***** Data for review

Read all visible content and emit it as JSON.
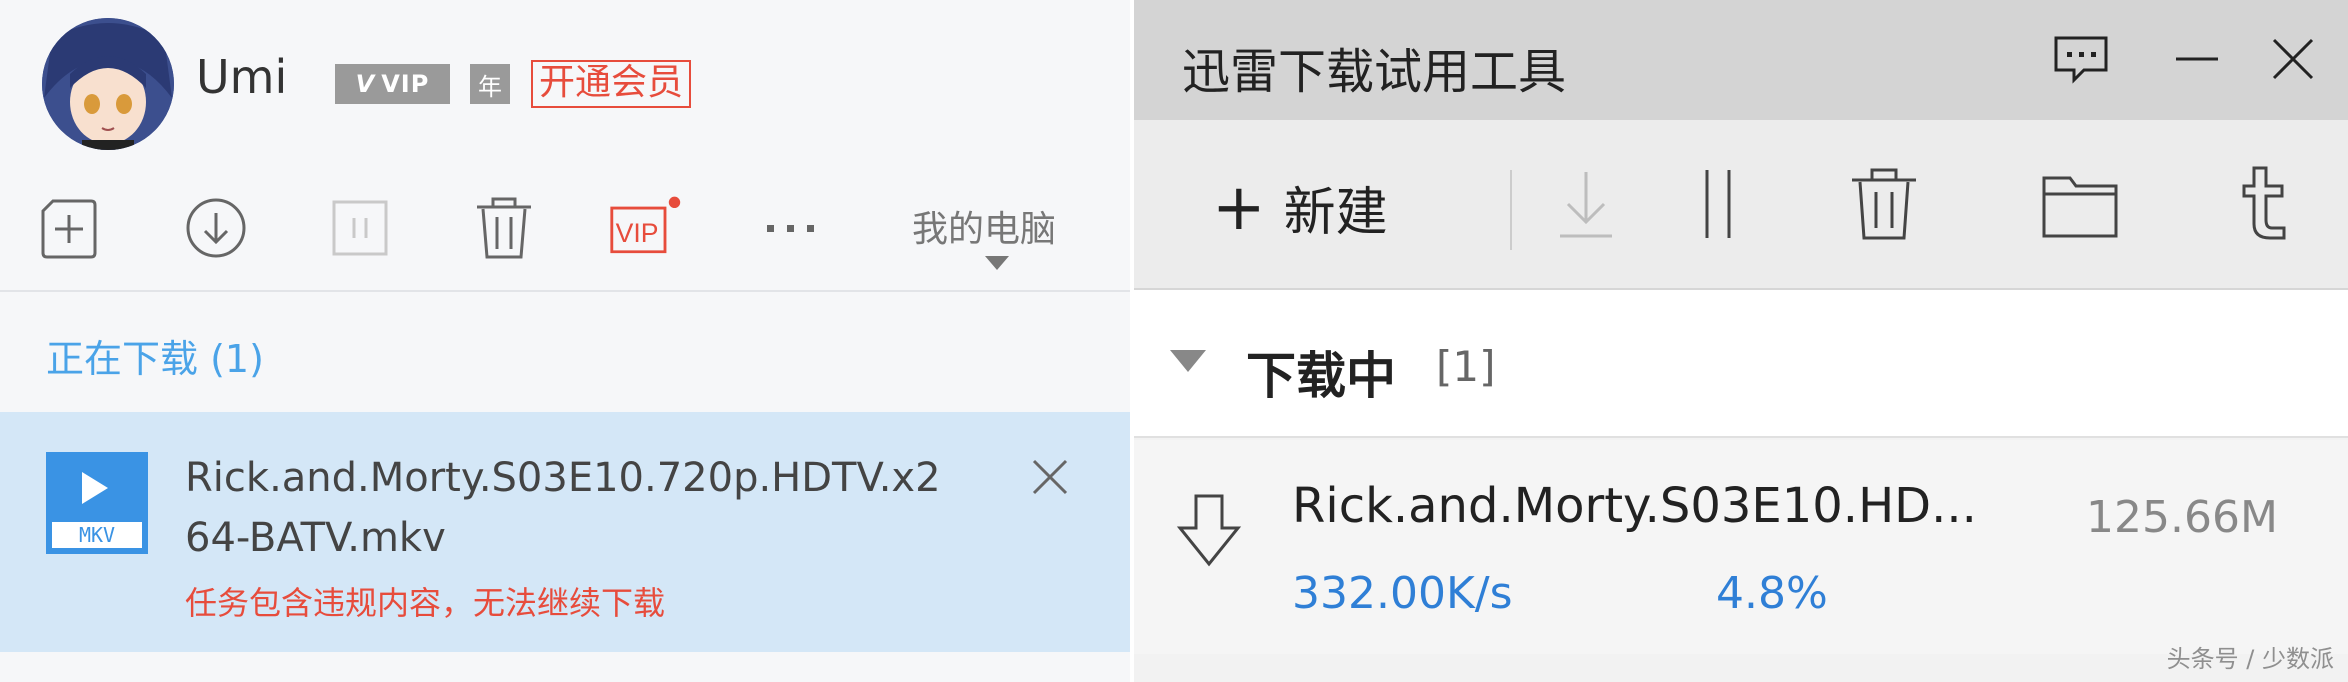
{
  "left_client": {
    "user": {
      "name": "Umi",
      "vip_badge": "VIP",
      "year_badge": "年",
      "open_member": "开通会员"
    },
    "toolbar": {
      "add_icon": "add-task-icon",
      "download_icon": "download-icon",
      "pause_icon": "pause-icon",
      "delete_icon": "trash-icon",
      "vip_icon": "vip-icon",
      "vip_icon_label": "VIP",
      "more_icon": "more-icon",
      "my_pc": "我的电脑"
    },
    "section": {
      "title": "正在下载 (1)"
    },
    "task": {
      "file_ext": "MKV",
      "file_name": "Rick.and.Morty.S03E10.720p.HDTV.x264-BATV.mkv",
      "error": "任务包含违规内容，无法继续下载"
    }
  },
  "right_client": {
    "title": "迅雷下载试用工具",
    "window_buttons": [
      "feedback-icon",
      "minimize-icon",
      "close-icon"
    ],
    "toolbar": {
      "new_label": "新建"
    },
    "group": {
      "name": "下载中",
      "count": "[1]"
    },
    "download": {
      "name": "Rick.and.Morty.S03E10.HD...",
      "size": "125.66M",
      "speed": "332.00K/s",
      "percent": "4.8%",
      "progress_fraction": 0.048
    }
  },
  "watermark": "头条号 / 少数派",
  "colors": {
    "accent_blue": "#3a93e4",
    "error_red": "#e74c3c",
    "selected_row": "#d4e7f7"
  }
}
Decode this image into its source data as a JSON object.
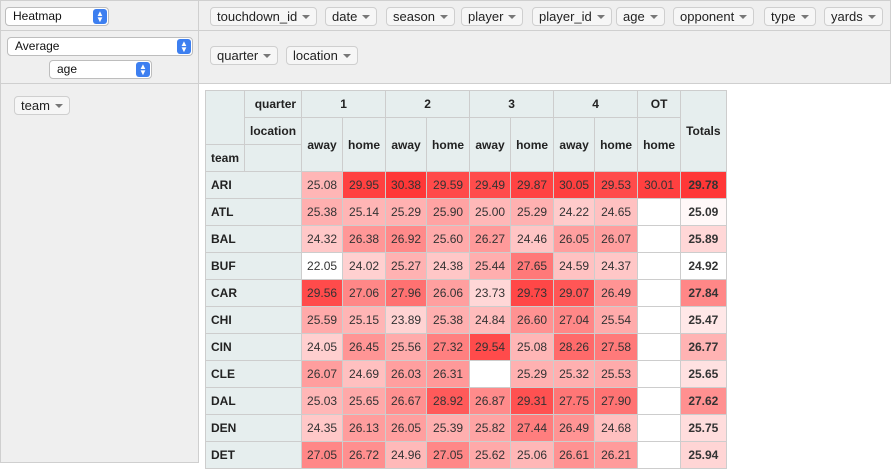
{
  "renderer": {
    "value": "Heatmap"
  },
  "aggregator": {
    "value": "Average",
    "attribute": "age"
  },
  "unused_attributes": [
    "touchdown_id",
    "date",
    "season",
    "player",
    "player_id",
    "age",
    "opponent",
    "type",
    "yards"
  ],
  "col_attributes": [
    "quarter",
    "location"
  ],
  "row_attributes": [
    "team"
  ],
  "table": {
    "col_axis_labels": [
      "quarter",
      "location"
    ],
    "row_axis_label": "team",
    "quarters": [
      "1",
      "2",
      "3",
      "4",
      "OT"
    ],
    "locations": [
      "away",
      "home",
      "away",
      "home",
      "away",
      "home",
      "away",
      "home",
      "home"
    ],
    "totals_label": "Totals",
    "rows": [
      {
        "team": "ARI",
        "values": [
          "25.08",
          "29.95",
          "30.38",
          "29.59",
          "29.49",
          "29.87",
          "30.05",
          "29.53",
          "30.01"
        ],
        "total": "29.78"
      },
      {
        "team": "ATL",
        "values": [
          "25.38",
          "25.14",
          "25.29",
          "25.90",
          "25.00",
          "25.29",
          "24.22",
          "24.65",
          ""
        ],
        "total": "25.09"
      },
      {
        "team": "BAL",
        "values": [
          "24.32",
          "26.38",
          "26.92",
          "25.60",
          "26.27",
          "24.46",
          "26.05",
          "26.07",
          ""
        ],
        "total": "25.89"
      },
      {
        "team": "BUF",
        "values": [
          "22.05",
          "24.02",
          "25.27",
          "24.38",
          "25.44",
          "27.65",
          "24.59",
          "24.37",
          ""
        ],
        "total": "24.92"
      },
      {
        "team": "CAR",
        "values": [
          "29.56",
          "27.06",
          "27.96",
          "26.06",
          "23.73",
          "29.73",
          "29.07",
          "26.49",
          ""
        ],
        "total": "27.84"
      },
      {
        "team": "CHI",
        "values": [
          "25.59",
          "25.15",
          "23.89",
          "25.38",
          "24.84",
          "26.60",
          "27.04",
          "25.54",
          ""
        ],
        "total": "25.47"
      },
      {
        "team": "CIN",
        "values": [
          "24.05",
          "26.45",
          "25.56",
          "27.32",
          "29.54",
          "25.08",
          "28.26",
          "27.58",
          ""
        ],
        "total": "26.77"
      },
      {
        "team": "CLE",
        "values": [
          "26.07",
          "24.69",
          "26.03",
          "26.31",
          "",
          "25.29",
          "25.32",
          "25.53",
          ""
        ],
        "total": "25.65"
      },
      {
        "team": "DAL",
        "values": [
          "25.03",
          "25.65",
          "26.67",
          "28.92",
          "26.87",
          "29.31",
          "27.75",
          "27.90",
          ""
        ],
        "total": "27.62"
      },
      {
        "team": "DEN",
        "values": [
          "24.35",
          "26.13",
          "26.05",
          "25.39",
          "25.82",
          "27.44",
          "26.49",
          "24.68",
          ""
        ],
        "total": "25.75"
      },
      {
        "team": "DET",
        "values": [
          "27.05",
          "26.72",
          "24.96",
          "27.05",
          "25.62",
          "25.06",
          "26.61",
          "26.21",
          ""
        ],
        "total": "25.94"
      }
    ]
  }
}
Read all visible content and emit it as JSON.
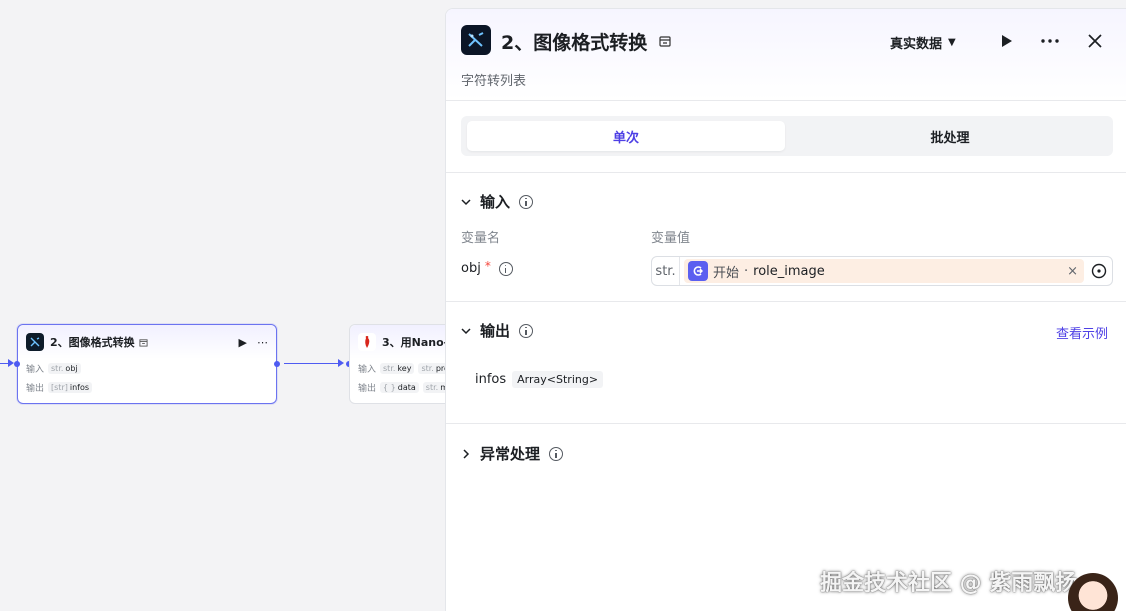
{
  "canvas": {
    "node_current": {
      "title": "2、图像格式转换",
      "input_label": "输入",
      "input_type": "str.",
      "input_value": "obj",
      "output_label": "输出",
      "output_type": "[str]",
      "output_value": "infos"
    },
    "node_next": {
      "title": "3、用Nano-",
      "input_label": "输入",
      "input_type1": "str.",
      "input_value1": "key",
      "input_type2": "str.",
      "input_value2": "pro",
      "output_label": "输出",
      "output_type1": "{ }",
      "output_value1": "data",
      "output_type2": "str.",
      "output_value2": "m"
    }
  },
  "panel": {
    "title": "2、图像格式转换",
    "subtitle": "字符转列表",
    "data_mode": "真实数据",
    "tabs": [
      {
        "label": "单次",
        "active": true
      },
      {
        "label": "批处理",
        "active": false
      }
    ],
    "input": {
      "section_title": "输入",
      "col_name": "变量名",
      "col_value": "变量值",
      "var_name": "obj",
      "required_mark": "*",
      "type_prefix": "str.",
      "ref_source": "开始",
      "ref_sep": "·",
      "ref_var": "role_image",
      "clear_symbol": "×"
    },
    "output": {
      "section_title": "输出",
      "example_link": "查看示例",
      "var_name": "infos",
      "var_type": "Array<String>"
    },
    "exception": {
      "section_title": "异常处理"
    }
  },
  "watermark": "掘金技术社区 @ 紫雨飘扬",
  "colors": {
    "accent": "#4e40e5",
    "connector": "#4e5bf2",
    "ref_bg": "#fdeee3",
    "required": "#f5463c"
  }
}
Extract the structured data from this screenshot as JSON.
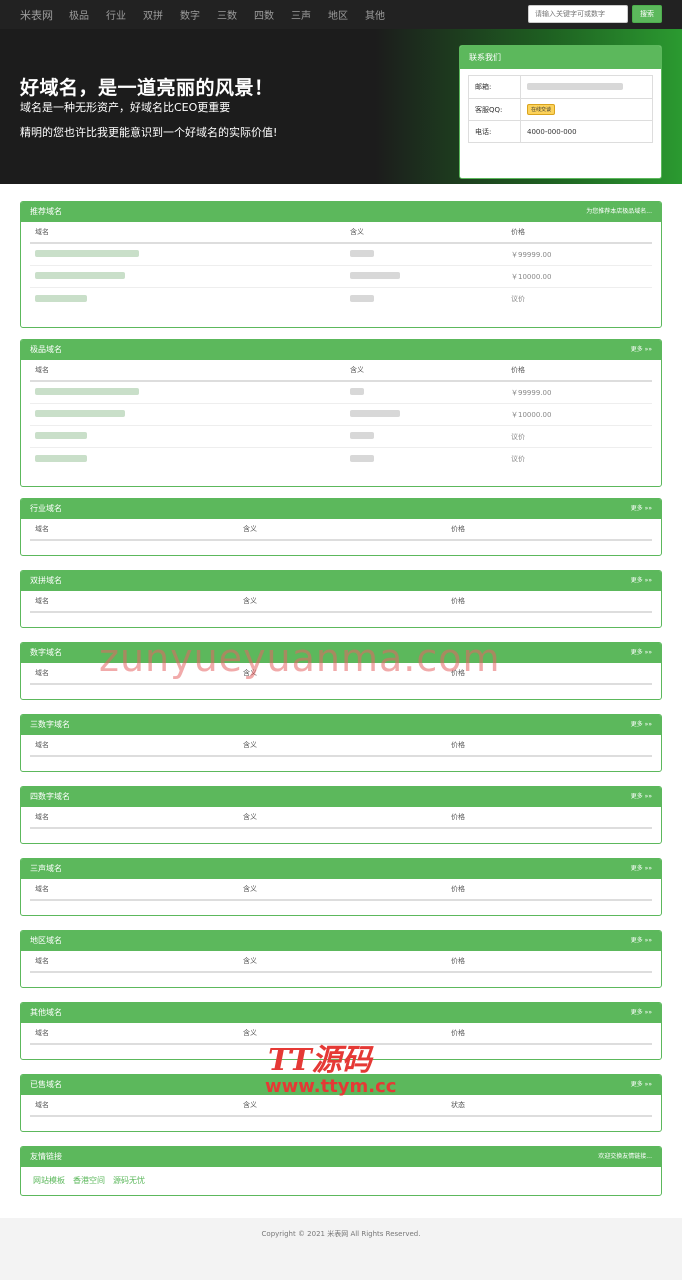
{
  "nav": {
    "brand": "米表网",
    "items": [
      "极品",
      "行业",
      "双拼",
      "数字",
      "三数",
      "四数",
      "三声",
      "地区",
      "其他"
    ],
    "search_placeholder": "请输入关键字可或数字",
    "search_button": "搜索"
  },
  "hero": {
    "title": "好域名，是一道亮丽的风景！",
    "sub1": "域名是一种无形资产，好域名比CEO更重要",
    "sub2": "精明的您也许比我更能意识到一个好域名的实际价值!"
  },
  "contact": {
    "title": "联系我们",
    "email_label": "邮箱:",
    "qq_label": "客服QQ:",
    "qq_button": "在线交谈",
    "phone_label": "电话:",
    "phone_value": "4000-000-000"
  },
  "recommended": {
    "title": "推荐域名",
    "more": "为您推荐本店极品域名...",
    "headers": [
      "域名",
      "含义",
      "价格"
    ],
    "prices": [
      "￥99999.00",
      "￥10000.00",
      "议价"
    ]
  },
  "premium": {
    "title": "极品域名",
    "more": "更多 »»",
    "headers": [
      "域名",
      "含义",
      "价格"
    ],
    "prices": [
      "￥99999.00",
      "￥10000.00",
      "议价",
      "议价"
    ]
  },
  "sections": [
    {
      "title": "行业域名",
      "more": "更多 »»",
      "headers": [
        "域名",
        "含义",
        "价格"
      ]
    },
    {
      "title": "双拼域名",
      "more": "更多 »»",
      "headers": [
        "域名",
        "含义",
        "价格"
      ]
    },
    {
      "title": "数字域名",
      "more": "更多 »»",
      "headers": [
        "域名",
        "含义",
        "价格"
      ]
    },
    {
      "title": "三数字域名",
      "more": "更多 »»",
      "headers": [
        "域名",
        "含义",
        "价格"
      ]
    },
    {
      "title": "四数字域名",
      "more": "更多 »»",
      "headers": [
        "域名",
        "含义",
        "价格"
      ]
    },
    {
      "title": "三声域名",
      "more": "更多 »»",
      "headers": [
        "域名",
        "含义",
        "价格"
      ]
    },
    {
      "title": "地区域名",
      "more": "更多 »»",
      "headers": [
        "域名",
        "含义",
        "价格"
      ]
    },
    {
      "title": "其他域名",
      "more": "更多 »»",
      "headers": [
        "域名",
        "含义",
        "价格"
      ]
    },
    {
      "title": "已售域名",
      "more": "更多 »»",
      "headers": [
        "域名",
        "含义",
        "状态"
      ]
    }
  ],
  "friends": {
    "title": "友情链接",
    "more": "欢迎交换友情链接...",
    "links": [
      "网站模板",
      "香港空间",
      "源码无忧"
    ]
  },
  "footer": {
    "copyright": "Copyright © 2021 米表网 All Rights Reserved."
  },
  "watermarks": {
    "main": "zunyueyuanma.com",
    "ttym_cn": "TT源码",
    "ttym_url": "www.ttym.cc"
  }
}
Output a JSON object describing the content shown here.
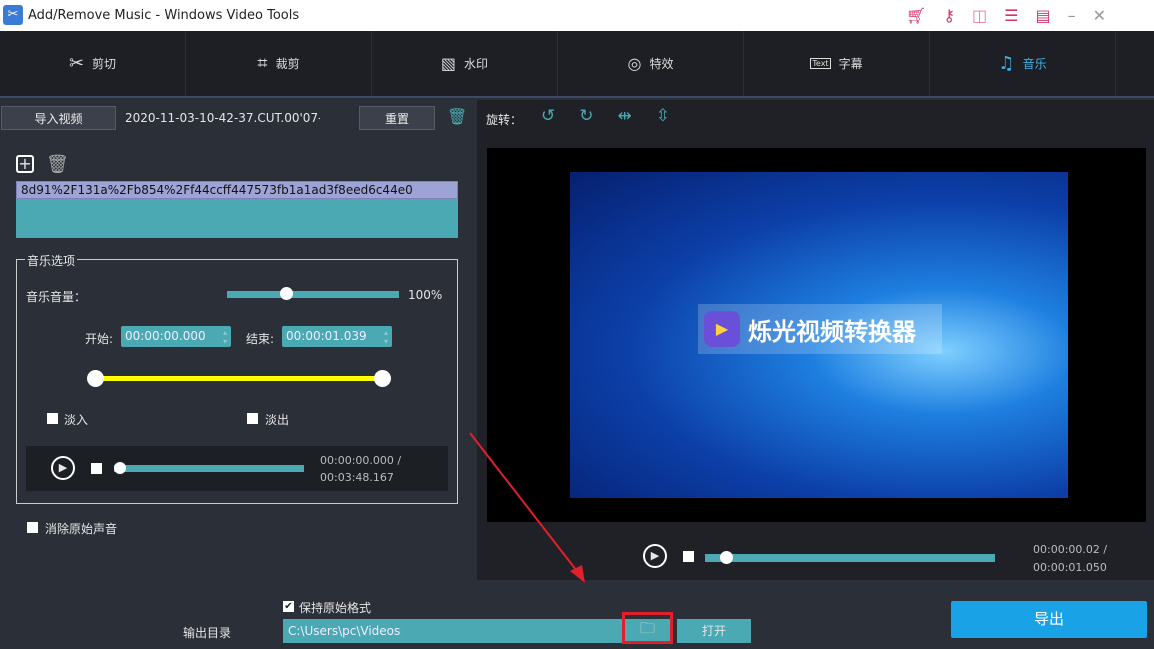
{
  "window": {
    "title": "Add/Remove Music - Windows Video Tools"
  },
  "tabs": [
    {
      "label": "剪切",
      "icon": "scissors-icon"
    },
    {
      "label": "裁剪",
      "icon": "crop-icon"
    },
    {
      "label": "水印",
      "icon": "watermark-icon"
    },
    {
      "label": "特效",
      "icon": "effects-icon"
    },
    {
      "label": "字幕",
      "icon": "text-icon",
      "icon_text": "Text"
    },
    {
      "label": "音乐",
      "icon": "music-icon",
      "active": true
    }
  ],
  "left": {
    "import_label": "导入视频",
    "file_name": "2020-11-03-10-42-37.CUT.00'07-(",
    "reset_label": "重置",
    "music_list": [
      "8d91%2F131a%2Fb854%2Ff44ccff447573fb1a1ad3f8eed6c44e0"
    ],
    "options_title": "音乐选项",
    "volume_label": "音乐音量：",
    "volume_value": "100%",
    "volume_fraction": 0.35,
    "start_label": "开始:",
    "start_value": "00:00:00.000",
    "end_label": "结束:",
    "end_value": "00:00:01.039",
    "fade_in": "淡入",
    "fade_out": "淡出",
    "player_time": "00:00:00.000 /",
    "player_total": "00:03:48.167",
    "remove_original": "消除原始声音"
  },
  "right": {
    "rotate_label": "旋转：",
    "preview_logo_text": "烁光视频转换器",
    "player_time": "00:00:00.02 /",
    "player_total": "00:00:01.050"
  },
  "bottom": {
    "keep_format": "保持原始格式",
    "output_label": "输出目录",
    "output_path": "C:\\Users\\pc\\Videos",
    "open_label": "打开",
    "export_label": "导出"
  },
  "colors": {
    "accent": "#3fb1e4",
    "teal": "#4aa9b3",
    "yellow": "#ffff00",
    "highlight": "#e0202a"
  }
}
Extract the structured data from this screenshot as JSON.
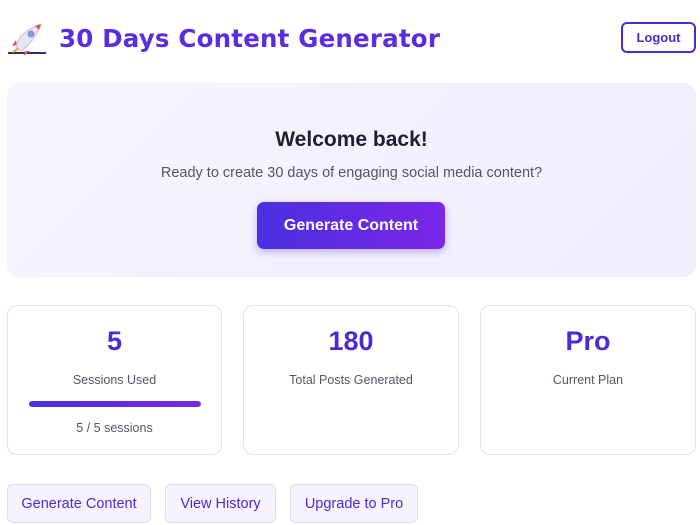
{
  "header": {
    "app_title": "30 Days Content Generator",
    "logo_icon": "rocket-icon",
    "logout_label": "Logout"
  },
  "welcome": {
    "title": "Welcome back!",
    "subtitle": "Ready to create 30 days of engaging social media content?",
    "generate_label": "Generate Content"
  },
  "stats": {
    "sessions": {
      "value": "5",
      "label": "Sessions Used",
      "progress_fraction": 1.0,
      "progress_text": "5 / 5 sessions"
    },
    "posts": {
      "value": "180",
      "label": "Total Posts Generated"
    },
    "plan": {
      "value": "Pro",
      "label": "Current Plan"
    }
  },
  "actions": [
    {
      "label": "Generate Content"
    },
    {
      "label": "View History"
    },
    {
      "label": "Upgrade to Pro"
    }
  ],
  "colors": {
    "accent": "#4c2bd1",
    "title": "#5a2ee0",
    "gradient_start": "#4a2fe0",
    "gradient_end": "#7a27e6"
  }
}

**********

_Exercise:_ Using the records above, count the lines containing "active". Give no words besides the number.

_Answer for this exercise:_ 3